* Work order *
Provide only the number of lines below that contain the word "Composer".

* Task material *
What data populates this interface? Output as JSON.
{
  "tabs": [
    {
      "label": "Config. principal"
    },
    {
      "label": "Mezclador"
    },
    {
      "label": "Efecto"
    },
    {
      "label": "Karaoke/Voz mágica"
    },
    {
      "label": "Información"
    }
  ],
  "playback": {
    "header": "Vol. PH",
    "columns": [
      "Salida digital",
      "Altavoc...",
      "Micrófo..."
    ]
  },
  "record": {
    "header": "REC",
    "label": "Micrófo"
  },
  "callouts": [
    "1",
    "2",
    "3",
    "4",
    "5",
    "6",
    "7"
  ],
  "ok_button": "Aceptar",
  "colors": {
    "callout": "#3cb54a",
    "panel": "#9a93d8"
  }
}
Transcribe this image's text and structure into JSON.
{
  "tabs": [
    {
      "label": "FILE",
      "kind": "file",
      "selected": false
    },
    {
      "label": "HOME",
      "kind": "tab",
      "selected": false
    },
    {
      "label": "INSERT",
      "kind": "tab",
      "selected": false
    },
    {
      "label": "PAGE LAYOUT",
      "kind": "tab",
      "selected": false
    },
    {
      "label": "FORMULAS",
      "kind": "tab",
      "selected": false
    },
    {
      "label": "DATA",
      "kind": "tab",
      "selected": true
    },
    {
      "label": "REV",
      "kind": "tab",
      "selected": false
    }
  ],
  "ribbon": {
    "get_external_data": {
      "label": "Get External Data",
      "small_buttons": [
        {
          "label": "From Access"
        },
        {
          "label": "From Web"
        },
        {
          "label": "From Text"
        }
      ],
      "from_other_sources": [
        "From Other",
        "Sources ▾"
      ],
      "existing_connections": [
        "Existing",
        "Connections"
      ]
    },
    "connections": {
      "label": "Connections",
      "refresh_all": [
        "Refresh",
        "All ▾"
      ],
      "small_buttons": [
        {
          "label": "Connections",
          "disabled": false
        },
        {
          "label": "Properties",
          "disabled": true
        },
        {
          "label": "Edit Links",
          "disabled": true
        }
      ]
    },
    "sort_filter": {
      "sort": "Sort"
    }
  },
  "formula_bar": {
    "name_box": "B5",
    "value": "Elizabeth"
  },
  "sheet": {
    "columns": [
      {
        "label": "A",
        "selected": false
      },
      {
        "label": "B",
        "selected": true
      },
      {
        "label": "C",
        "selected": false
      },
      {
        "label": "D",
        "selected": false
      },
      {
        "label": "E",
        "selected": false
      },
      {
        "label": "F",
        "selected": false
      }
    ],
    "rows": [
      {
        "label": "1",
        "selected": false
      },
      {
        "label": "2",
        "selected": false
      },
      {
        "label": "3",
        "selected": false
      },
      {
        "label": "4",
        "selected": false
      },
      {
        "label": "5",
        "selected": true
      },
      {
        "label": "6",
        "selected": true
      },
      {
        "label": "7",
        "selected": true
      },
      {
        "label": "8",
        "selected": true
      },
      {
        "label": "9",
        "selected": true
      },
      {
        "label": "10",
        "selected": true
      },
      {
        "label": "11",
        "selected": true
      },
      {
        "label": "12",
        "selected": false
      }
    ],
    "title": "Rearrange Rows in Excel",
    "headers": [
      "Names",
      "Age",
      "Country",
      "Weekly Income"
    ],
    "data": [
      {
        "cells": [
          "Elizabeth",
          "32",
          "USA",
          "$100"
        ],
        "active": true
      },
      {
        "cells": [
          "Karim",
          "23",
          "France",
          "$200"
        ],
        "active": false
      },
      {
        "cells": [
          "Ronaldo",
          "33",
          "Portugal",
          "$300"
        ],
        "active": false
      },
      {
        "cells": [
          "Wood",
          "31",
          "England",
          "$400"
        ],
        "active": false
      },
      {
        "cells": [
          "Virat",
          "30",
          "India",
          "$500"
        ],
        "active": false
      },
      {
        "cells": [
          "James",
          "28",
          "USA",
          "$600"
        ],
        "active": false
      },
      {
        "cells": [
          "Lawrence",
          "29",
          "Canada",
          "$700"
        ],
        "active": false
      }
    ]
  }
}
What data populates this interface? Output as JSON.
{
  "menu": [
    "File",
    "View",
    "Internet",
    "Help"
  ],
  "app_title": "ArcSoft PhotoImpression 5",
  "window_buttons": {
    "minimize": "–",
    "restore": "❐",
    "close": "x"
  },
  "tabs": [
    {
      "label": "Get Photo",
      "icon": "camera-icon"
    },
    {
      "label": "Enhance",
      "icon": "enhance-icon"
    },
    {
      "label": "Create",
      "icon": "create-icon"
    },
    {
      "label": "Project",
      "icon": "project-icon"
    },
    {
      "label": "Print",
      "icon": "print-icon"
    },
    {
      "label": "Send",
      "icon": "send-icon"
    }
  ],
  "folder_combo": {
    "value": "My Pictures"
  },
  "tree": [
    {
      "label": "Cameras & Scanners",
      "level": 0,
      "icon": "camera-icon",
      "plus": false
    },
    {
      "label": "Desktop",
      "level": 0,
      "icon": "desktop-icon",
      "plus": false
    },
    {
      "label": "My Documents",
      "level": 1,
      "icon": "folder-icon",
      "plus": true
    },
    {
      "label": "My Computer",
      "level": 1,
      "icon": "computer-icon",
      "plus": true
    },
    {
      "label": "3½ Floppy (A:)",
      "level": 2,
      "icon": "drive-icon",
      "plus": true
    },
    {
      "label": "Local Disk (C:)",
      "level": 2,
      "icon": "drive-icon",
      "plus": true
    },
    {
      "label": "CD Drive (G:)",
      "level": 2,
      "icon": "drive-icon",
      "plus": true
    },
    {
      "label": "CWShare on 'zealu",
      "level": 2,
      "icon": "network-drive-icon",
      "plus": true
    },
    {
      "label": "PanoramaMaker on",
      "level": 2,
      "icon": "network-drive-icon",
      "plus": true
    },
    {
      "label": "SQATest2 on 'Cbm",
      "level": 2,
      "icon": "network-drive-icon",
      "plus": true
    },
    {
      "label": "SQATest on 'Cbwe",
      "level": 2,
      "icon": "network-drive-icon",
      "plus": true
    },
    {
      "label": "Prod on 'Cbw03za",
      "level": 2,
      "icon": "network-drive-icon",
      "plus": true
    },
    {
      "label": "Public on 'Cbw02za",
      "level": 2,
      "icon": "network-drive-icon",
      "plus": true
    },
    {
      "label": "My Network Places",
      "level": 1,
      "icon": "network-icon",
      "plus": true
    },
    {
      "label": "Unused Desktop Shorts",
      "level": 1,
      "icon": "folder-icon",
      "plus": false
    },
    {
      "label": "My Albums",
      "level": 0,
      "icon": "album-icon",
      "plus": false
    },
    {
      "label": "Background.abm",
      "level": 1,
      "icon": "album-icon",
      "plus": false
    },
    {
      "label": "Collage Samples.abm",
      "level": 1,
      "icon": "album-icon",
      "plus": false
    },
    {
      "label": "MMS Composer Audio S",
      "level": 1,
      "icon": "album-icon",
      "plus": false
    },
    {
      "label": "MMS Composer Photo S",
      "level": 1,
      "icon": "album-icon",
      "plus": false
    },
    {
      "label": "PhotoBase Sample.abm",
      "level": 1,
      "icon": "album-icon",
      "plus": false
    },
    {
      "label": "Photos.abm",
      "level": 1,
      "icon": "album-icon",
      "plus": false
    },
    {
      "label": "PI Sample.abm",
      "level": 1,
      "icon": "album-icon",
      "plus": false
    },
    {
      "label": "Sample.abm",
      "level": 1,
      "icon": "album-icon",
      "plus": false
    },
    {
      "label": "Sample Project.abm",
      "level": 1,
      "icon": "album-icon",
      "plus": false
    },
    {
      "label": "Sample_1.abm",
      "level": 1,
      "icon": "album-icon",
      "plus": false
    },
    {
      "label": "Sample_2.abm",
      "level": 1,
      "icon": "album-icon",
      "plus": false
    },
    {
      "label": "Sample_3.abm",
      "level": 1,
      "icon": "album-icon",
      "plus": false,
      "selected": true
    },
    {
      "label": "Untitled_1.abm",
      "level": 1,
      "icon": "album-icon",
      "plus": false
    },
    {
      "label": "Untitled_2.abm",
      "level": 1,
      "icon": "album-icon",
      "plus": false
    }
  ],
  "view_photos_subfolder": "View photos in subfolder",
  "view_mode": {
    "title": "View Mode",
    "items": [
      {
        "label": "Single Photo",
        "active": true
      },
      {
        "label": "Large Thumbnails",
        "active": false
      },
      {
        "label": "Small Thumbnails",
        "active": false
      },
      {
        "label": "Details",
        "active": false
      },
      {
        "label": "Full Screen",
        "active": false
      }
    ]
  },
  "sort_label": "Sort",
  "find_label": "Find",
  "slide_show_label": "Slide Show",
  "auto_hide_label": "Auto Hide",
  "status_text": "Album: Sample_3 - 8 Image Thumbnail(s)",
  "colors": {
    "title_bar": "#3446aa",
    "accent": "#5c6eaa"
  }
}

* The answer *
2